Top of AVAILABLE DATA
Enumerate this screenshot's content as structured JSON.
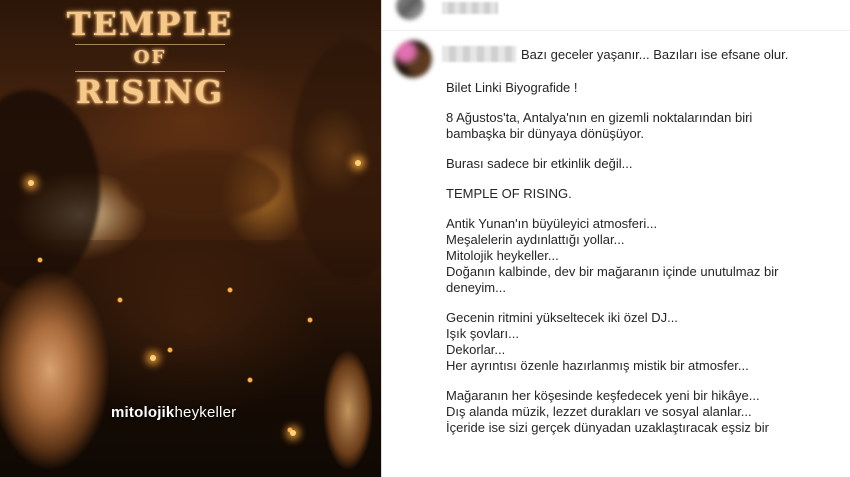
{
  "poster": {
    "title_line1": "TEMPLE",
    "title_line2": "OF",
    "title_line3": "RISING",
    "watermark_bold": "mitolojik",
    "watermark_light": "heykeller"
  },
  "post": {
    "caption_first_line": "Bazı geceler yaşanır... Bazıları ise efsane olur.",
    "caption_paragraphs": [
      [
        "Bilet Linki Biyografide !"
      ],
      [
        "8 Ağustos'ta, Antalya'nın en gizemli noktalarından biri bambaşka bir dünyaya dönüşüyor."
      ],
      [
        "Burası sadece bir etkinlik değil..."
      ],
      [
        "TEMPLE OF RISING."
      ],
      [
        "Antik Yunan'ın büyüleyici atmosferi...",
        "Meşalelerin aydınlattığı yollar...",
        "Mitolojik heykeller...",
        "Doğanın kalbinde, dev bir mağaranın içinde unutulmaz bir deneyim..."
      ],
      [
        "Gecenin ritmini yükseltecek iki özel DJ...",
        "Işık şovları...",
        "Dekorlar...",
        "Her ayrıntısı özenle hazırlanmış mistik bir atmosfer..."
      ],
      [
        "Mağaranın her köşesinde keşfedecek yeni bir hikâye...",
        "Dış alanda müzik, lezzet durakları ve sosyal alanlar...",
        "İçeride ise sizi gerçek dünyadan uzaklaştıracak eşsiz bir"
      ]
    ]
  }
}
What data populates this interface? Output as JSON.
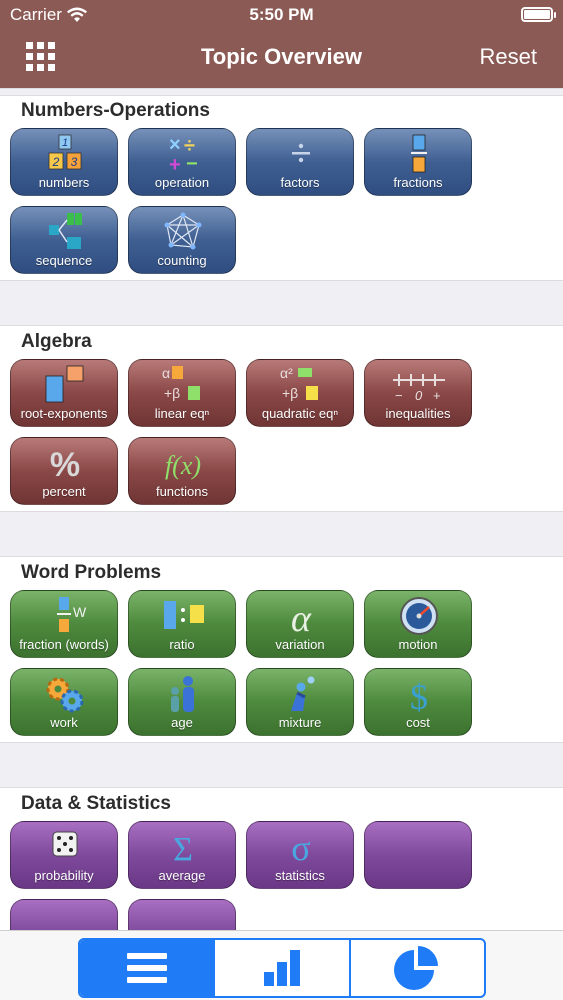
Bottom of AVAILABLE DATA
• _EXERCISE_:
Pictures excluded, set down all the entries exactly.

• _PROBLEM SOLUTION_:
Enumerate this screenshot's content as structured JSON.
{
  "poster": {
    "title_line1": "TEMPLE",
    "title_line2": "OF",
    "title_line3": "RISING",
    "watermark_bold": "mitolojik",
    "watermark_light": "heykeller"
  },
  "post": {
    "caption_first_line": "Bazı geceler yaşanır... Bazıları ise efsane olur.",
    "caption_paragraphs": [
      [
        "Bilet Linki Biyografide !"
      ],
      [
        "8 Ağustos'ta, Antalya'nın en gizemli noktalarından biri bambaşka bir dünyaya dönüşüyor."
      ],
      [
        "Burası sadece bir etkinlik değil..."
      ],
      [
        "TEMPLE OF RISING."
      ],
      [
        "Antik Yunan'ın büyüleyici atmosferi...",
        "Meşalelerin aydınlattığı yollar...",
        "Mitolojik heykeller...",
        "Doğanın kalbinde, dev bir mağaranın içinde unutulmaz bir deneyim..."
      ],
      [
        "Gecenin ritmini yükseltecek iki özel DJ...",
        "Işık şovları...",
        "Dekorlar...",
        "Her ayrıntısı özenle hazırlanmış mistik bir atmosfer..."
      ],
      [
        "Mağaranın her köşesinde keşfedecek yeni bir hikâye...",
        "Dış alanda müzik, lezzet durakları ve sosyal alanlar...",
        "İçeride ise sizi gerçek dünyadan uzaklaştıracak eşsiz bir"
      ]
    ]
  }
}
What data populates this interface? Output as JSON.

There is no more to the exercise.